There’s a common misconception that entrepreneurs are so single-minded that they don’t have any time for hobbies. That they have to be so focused on their business that they can’t shift their attention to something that is simply interesting to them.
The truth, though, is that the most successful entrepreneurs often have other passions that actually enhance their lives, inspire their creativity and are as emotionally rewarding as their core business is financially.
For those leaders, every once in a while, work and play come together in an unexpected, magical moment. And that’s why Viking Founder/Chairman, Torstein Hagen, recently found himself in a post office in Ushuaia, Argentina – the world’s southernmost city, nicknamed the “End of the World” – fulfilling a childhood wish from 65 years ago.
“I grew up in a little place outside Oslo called Nittedal and I collected stamps as many children do,” said Hagen. “I still have first day numbers from places around the world. They’re not so valuable but they are meaningful to me.”
Some of Hagen’s favorites include a 1956 stamp from Monte Carlo when Grace Kelly married Prince Rainier (“I sent a letter congratulating them and got back a mass invitation to attend the wedding,” he laughed) and a collection from 1960 when virtually every European country issued a Europe stamp. “I had them framed in a collage in my office,” he said. “I was a huge fan of Europe and had written a thesis in high school about whether Britain would join the EU. That was the big topic then.”
One of the Hagen’s most treasured stamps, though – the one that brought him to Ushuaia – was issued on August 3, 1957, when he was 14. It was a new stamp honoring Norway’s King Haakon VII and Hagen was determined to get a first day cover. He decided to mail an envelope that would get delivered back to him so he could add it to his collection.
“I wanted to send it as far away as I could conceivably think of and what could be further away than the end of the world?” Hagen explained. “I sent it to my sister by registered mail so it would be returned to sender. You can still see the “Return to Sender” on the envelope.”
Hagen always dreamed of visiting the city his letter had reached and he finally got to check off that bucket list item 65 years later.
“I’m good at long range planning,” he joked. “I knew I would get there eventually.”
That opportunity came about when he agreed to take a rare holiday to celebrate his 80th birthday on Viking Polaris with his lifelong best friends and neighbors. The cruise to Antarctica began and ended in Ushuaia and he brought the envelope with him so he could have it stamped again.
Hagen arranged to meet Carlos Gomez, Cartero, Correo Argentino, to show him the original letter and present the post office with a plaque commemorating Viking’s presence in Ushuaia. In return, Gomez restamped Hagen’s envelope with a dated “End of the World” stamp and presented him with a Correo Argentino scarf.
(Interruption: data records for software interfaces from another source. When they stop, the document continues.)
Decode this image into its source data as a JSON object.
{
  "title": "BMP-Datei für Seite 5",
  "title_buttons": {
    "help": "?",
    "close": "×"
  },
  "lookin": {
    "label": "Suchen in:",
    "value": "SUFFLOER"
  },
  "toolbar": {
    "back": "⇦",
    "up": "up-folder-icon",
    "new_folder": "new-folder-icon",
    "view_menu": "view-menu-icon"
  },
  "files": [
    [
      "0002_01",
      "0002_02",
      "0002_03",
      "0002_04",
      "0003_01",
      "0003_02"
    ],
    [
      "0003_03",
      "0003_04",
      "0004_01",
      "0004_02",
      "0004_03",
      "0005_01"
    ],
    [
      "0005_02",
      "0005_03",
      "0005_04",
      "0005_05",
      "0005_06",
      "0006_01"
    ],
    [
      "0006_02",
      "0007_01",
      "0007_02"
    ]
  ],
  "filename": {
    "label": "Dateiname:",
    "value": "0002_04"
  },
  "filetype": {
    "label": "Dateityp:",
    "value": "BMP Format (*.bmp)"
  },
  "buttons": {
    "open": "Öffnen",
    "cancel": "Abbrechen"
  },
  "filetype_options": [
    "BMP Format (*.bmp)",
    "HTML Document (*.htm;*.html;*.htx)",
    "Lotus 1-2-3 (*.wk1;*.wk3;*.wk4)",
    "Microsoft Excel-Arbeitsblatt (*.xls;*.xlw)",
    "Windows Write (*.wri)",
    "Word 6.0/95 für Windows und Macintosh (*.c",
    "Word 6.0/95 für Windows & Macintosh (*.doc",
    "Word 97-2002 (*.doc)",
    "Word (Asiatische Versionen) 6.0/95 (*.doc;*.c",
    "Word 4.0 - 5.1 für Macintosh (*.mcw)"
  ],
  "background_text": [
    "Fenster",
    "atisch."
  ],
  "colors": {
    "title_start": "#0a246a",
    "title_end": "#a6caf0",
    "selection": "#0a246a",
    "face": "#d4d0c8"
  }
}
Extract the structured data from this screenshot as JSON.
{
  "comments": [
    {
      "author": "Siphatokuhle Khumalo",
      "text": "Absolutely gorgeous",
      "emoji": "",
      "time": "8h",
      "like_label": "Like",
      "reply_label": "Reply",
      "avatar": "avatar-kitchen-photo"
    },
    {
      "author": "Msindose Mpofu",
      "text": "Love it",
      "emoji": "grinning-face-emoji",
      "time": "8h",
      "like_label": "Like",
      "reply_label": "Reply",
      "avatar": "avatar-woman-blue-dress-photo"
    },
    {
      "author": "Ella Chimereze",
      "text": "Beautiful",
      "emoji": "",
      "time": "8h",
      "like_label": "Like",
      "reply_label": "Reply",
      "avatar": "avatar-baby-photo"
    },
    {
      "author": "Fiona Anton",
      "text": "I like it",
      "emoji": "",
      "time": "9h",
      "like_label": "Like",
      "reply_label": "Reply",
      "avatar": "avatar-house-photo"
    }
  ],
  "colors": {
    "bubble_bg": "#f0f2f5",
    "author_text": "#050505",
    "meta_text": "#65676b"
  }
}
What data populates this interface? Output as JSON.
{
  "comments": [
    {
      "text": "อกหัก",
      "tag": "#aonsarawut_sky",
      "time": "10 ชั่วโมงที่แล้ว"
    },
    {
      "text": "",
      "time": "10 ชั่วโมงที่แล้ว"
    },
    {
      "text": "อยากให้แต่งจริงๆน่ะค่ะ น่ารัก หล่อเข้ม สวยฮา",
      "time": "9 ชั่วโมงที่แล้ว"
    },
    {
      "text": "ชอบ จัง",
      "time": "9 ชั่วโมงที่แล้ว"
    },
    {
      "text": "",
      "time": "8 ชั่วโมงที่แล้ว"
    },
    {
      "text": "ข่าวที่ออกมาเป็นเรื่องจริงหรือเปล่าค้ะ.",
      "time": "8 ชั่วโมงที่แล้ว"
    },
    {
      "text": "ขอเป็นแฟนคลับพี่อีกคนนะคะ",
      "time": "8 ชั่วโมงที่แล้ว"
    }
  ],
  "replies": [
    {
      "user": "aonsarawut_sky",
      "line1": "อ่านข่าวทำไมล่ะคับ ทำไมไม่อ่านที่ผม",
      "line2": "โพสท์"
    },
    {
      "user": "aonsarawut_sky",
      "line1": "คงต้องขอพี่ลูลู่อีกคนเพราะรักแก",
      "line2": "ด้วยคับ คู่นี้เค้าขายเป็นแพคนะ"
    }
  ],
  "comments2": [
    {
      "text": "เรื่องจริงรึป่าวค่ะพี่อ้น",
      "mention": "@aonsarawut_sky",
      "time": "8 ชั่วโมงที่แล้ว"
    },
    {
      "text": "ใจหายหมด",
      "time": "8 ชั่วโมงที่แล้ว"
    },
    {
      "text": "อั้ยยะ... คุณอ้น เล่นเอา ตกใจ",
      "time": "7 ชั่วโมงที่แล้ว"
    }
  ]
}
As he left the post office and walked down the street back to the port, Hagen stopped to look at the envelope he had sent off 65 years ago, then glanced up at the two ships he had just added to his Viking fleet to explore The Last Continent.
“What a life,” he marveled. “What a life.”